- [Problem to work on]
Retyping the entries exactly is all that is required.

** Opening Study material block **

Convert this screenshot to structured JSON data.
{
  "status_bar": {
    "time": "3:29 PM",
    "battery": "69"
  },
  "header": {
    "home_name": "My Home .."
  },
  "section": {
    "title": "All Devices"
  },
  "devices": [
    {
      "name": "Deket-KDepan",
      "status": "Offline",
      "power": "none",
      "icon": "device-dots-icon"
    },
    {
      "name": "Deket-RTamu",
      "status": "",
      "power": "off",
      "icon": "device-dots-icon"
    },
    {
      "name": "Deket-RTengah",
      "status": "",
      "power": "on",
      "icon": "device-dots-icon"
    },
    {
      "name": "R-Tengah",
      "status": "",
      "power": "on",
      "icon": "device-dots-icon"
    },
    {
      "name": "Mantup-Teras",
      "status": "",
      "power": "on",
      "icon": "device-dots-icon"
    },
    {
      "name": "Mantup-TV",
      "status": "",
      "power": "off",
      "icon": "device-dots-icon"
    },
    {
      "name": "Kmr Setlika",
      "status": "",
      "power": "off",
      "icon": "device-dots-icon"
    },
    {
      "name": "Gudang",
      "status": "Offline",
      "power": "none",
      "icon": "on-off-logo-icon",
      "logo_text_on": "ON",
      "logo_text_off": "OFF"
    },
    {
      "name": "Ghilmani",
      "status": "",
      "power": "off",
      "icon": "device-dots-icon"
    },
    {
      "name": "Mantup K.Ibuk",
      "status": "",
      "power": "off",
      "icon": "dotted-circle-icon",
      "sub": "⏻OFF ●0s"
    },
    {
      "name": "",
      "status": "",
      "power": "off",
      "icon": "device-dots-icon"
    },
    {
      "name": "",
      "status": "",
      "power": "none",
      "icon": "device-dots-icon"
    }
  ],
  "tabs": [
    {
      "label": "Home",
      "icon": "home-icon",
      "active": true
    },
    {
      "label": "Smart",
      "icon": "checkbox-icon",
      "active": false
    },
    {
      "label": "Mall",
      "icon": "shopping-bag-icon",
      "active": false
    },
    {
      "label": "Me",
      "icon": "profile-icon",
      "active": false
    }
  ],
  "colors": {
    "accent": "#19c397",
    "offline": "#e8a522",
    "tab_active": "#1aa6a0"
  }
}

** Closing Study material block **

- [Your response]
Convert this screenshot to structured JSON data.
{
  "status_bar": {
    "time": "3:29 PM",
    "battery": "69"
  },
  "header": {
    "home_name": "My Home .."
  },
  "section": {
    "title": "All Devices"
  },
  "devices": [
    {
      "name": "Deket-KDepan",
      "status": "Offline",
      "power": "none",
      "icon": "device-dots-icon"
    },
    {
      "name": "Deket-RTamu",
      "status": "",
      "power": "off",
      "icon": "device-dots-icon"
    },
    {
      "name": "Deket-RTengah",
      "status": "",
      "power": "on",
      "icon": "device-dots-icon"
    },
    {
      "name": "R-Tengah",
      "status": "",
      "power": "on",
      "icon": "device-dots-icon"
    },
    {
      "name": "Mantup-Teras",
      "status": "",
      "power": "on",
      "icon": "device-dots-icon"
    },
    {
      "name": "Mantup-TV",
      "status": "",
      "power": "off",
      "icon": "device-dots-icon"
    },
    {
      "name": "Kmr Setlika",
      "status": "",
      "power": "off",
      "icon": "device-dots-icon"
    },
    {
      "name": "Gudang",
      "status": "Offline",
      "power": "none",
      "icon": "on-off-logo-icon",
      "logo_text_on": "ON",
      "logo_text_off": "OFF"
    },
    {
      "name": "Ghilmani",
      "status": "",
      "power": "off",
      "icon": "device-dots-icon"
    },
    {
      "name": "Mantup K.Ibuk",
      "status": "",
      "power": "off",
      "icon": "dotted-circle-icon",
      "sub": "⏻OFF ●0s"
    },
    {
      "name": "",
      "status": "",
      "power": "off",
      "icon": "device-dots-icon"
    },
    {
      "name": "",
      "status": "",
      "power": "none",
      "icon": "device-dots-icon"
    }
  ],
  "tabs": [
    {
      "label": "Home",
      "icon": "home-icon",
      "active": true
    },
    {
      "label": "Smart",
      "icon": "checkbox-icon",
      "active": false
    },
    {
      "label": "Mall",
      "icon": "shopping-bag-icon",
      "active": false
    },
    {
      "label": "Me",
      "icon": "profile-icon",
      "active": false
    }
  ],
  "colors": {
    "accent": "#19c397",
    "offline": "#e8a522",
    "tab_active": "#1aa6a0"
  }
}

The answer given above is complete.